As promised, this article provides a more detailed analysis of aspects of the Regulations, in particular the important deemed provisions in Schedule 2 of the Regulations, that now apply to all local planning schemes.
Section 257B of the Planning and Development Act 2005 (WA) (PD Act) provides for the deemed provisions to form part of every local planning scheme in Western Australia. New local planning schemes will now be required to incorporate the deemed provisions. In the interim, the deemed provisions will prevail where they conflict with a provision of an existing local planning scheme. Those concerned with a local planning scheme will now be required to consider the effect of the deemed provisions.

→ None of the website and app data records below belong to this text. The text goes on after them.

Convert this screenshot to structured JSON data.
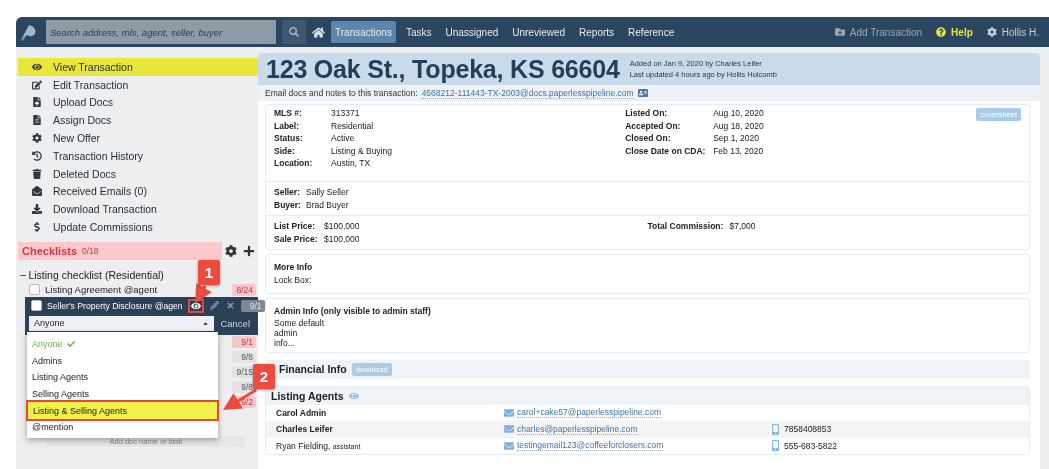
{
  "nav": {
    "search": {
      "placeholder": "Search address, mls, agent, seller, buyer"
    },
    "tabs": [
      {
        "label": "Transactions",
        "selected": true
      },
      {
        "label": "Tasks",
        "selected": false
      },
      {
        "label": "Unassigned",
        "selected": false
      },
      {
        "label": "Unreviewed",
        "selected": false
      },
      {
        "label": "Reports",
        "selected": false
      },
      {
        "label": "Reference",
        "selected": false
      }
    ],
    "actions": [
      {
        "kind": "add",
        "label": "Add Transaction"
      },
      {
        "kind": "help",
        "label": "Help"
      },
      {
        "kind": "user",
        "label": "Hollis H."
      }
    ]
  },
  "sidebar": {
    "items": [
      {
        "kind": "view",
        "label": "View Transaction",
        "selected": true
      },
      {
        "kind": "edit",
        "label": "Edit Transaction",
        "selected": false
      },
      {
        "kind": "upload",
        "label": "Upload Docs",
        "selected": false
      },
      {
        "kind": "assign",
        "label": "Assign Docs",
        "selected": false
      },
      {
        "kind": "offer",
        "label": "New Offer",
        "selected": false
      },
      {
        "kind": "history",
        "label": "Transaction History",
        "selected": false
      },
      {
        "kind": "deleted",
        "label": "Deleted Docs",
        "selected": false
      },
      {
        "kind": "emails",
        "label": "Received Emails (0)",
        "selected": false
      },
      {
        "kind": "download",
        "label": "Download Transaction",
        "selected": false
      },
      {
        "kind": "commissions",
        "label": "Update Commissions",
        "selected": false
      }
    ],
    "checklists": {
      "title": "Checklists",
      "count": "0/18",
      "group": {
        "expander": "−",
        "title": "Listing checklist (Residential)",
        "items": [
          {
            "label": "Listing Agreement @agent",
            "due": "8/24",
            "overdue": true,
            "checked": false,
            "editing": false
          },
          {
            "label": "Seller's Property Disclosure @agen",
            "due": "9/1",
            "overdue": false,
            "checked": false,
            "editing": true
          },
          {
            "due": "9/1",
            "overdue": true
          },
          {
            "due": "9/8",
            "overdue": false
          },
          {
            "due": "9/15",
            "overdue": false
          },
          {
            "due": "9/8",
            "overdue": false
          },
          {
            "due": "9/2",
            "overdue": true
          }
        ],
        "add_placeholder": "Add doc name or task"
      },
      "visibility": {
        "value": "Anyone",
        "cancel": "Cancel",
        "options": [
          {
            "label": "Anyone",
            "selected": true,
            "highlighted": false
          },
          {
            "label": "Admins",
            "selected": false,
            "highlighted": false
          },
          {
            "label": "Listing Agents",
            "selected": false,
            "highlighted": false
          },
          {
            "label": "Selling Agents",
            "selected": false,
            "highlighted": false
          },
          {
            "label": "Listing & Selling Agents",
            "selected": false,
            "highlighted": true
          },
          {
            "label": "@mention",
            "selected": false,
            "highlighted": false
          }
        ]
      }
    }
  },
  "annotations": [
    {
      "number": "1"
    },
    {
      "number": "2"
    }
  ],
  "transaction": {
    "title": "123 Oak St., Topeka, KS 66604",
    "added": "Added on Jan 9, 2020 by Charles Leifer",
    "updated": "Last updated 4 hours ago by Hollis Holcomb",
    "email": {
      "label": "Email docs and notes to this transaction:",
      "address": "4568212-111443-TX-2003@docs.paperlesspipeline.com"
    },
    "coversheet": "coversheet",
    "details_left": [
      {
        "label": "MLS #:",
        "value": "313371"
      },
      {
        "label": "Label:",
        "value": "Residential"
      },
      {
        "label": "Status:",
        "value": "Active"
      },
      {
        "label": "Side:",
        "value": "Listing & Buying"
      },
      {
        "label": "Location:",
        "value": "Austin, TX"
      }
    ],
    "details_right": [
      {
        "label": "Listed On:",
        "value": "Aug 10, 2020"
      },
      {
        "label": "Accepted On:",
        "value": "Aug 18, 2020"
      },
      {
        "label": "Closed On:",
        "value": "Sep 1, 2020"
      },
      {
        "label": "Close Date on CDA:",
        "value": "Feb 13, 2020"
      }
    ],
    "parties": [
      {
        "label": "Seller:",
        "value": "Sally Seller"
      },
      {
        "label": "Buyer:",
        "value": "Brad Buyer"
      }
    ],
    "prices": [
      {
        "label": "List Price:",
        "value": "$100,000"
      },
      {
        "label": "Sale Price:",
        "value": "$100,000"
      }
    ],
    "commission": {
      "label": "Total Commission:",
      "value": "$7,000"
    },
    "more_info": {
      "title": "More Info",
      "lines": [
        "Lock Box:"
      ]
    },
    "admin_info": {
      "title": "Admin Info (only visible to admin staff)",
      "lines": [
        "Some default",
        "admin",
        "info..."
      ]
    },
    "financial": {
      "title": "Financial Info",
      "button": "download"
    },
    "listing_agents": {
      "title": "Listing Agents",
      "rows": [
        {
          "name": "Carol Admin",
          "agent": true,
          "email": "carol+cake57@paperlesspipeline.com"
        },
        {
          "name": "Charles Leifer",
          "agent": true,
          "email": "charles@paperlesspipeline.com",
          "phone": "7858408853"
        },
        {
          "name": "Ryan Fielding,",
          "role": "assistant",
          "agent": false,
          "email": "testingemail123@coffeeforclosers.com",
          "phone": "555-683-5822"
        }
      ]
    }
  }
}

The deemed provisions are extensive and cover a variety of matters including local planning strategies and policies, heritage protection, structure plans, activity centre plans and local development plans. Particularly interesting are the effects of the provisions relating to structure plans, activity centre plans and local development plans. The Regulations require decision makers to have due regard to these planning instruments in deciding applications for development or subdivision approval. However, decision makers will not be bound by the plans when making a decision.
Further, when deciding an application for development approval, the Regulations require local governments to take into account proposed local planning instruments which are being seriously considered for adoption or approval. This requirement stems from the obligation of local governments to have due regard to the principles of orderly and proper planning. Consequently, local planning documents which are still in draft form can influence a local government’s decision regarding an application for development approval. It could be said that this provision is merely the legislative reflection of the longstanding planning law principle relating to the consideration of ‘seriously entertained planning proposals’. It remains that subsidiary planning documents such as policies cannot override the provisions of a planning scheme.
One potential effect of the new provisions may be to provide landowners and developers with increased certainty regarding the required considerations and processes relating to local structure plans, activity centre plans and local development plans. Prior to the Regulations, the obligations on decision makers to consider planning documents and their effect were often unclear.
There has been some controversy and confusion regarding the deemed provisions arising from the substance of the provisions and their layering effect in combination with existing scheme provisions. We have been advising clients on the impact of the Regulations. Please contact our team if you would like to clarify any aspect of the Regulations.